70 El. Venizelou Street
17671 Athens, Greece
Building: A, Level: 2.
Urbanization and population mobility have been spreading all over Europe for decades. In each country it directly impacts social structures and life rhythm. Visual and filmic sociology allows us to analyse these changes in everyday life.
Visualizing the urban life of transnational families
Anca Raluca Astilean, Calin Ilea
Center for the Study of the Population
Using the video composite method, in this paper we shall comparatively present some
key elements of the life of transnational families having at least one Romanian member. We shall use photo/video materials from our multi-site research from several urban areas, from Romania (Drobeta Turnu Severin, Cluj-Napoca) and from abroad (Londra, UK; Mons,
Belgium; Chișinău, the Republic of Moldova).
We shall try to compare the following focal topics (in two or more towns): children of transnational families; bi-national/mixed couples; discrimination of transnational family
members. Through these visual materials, we hope to provide a face to transnational families living in urban areas, in Romania and abroad.

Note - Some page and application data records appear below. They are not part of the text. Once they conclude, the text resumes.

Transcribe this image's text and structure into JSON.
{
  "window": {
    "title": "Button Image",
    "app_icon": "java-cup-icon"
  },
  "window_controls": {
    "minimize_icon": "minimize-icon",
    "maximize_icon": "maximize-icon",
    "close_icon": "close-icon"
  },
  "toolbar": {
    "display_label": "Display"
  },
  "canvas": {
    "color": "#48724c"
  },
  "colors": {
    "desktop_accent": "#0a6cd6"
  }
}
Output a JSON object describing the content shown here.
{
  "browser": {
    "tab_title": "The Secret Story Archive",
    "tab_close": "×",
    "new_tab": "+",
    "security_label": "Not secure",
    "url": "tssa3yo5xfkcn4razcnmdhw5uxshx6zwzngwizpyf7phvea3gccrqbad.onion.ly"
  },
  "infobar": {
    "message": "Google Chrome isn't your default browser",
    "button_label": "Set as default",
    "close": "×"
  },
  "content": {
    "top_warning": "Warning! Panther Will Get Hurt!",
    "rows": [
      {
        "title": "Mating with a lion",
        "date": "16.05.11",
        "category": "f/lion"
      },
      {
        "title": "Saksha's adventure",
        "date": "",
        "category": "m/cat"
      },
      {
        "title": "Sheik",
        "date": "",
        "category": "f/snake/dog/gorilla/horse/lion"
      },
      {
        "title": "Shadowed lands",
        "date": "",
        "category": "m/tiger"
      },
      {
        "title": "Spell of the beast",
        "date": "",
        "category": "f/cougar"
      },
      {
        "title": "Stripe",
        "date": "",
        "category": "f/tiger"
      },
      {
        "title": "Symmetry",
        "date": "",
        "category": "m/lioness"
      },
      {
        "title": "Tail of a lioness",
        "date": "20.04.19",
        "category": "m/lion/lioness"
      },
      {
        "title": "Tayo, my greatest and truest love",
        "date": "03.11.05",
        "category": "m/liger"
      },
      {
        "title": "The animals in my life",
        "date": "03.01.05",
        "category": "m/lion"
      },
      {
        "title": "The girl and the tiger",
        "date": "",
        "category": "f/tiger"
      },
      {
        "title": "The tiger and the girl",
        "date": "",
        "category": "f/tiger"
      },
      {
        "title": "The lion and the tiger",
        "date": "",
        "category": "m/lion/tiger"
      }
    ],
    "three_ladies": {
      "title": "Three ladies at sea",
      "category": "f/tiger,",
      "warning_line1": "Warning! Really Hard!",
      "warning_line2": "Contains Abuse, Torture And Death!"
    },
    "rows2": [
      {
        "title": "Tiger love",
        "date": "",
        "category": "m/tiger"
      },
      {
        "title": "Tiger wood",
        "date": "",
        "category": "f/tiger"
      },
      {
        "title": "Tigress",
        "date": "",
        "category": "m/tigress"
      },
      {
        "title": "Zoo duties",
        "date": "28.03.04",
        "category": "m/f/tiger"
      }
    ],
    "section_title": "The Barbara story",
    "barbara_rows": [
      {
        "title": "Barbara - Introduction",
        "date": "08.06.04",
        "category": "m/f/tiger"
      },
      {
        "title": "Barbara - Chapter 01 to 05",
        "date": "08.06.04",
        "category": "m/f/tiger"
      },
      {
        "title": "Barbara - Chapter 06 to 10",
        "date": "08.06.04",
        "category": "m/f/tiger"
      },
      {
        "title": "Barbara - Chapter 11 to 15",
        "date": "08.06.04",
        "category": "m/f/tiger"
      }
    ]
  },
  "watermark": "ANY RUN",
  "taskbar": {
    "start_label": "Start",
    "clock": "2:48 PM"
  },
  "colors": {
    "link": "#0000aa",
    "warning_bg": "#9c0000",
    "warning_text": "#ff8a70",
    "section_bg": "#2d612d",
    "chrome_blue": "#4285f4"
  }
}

Another aspect of the presentation will be a comparative analysis of two photo albums, one focusing on photographs taken in the rural milieu (already released by team members, where we primarily find pictures of elderly remaining at home) and another one, in the urban milieu, created specifically for this scholarly session.
The photo albums (together with the videos) are the visual documentation of our research, and will illustrate the main topics of our research as a whole.
Everyday Mobility & Practical Cosmopolitanism: A Spatial Semiotic Approach
Timothy Shortell, Jerome Krase
Brooklyn College, City University of New York, United States of America
A majority of the world’s population lives in cities, and the proportion is growing rapidly. As a result, cities are places of strangers. Urban dwellers are socialized in the norms of interaction with others whom they do not know, including those whose cultural practices are seen as “strange.” Urban neighborhoods are sometimes sites of social conflict. But perhaps more remarkably, everyday urban life in vernacular neighborhoods is marked mainly by “cultural strangers” getting along. In the everyday rhythms of urban life, particularly in public places such as public transit, people know that they must get along to go along. Quotidian mobilities are the dominant rhythms of vernacular urban neighborhoods. The pace of the city is strongly tied to forms of urban living, and as a result, of the impressions urban dwellers form of themselves, of others, and of urban space. This makes mobility an important part of urban life and culture. It is, in a fundamental way, the dynamic quality of place. As such, it is important for urban researchers to investigate ordinary mobilities in urban public places. We believe this is best accomplished by visual methods and visual data, including photographs, video, and observation. We bring examples from our research on urban neighborhoods in some of the global cities of Europe to illustrate a method for seeing contested identities and practical cosmopolitanism in the rhythms of everyday mobilities—not only is everyday mobility a significant form of social activity, but it is also a key research method in the study of urban communities.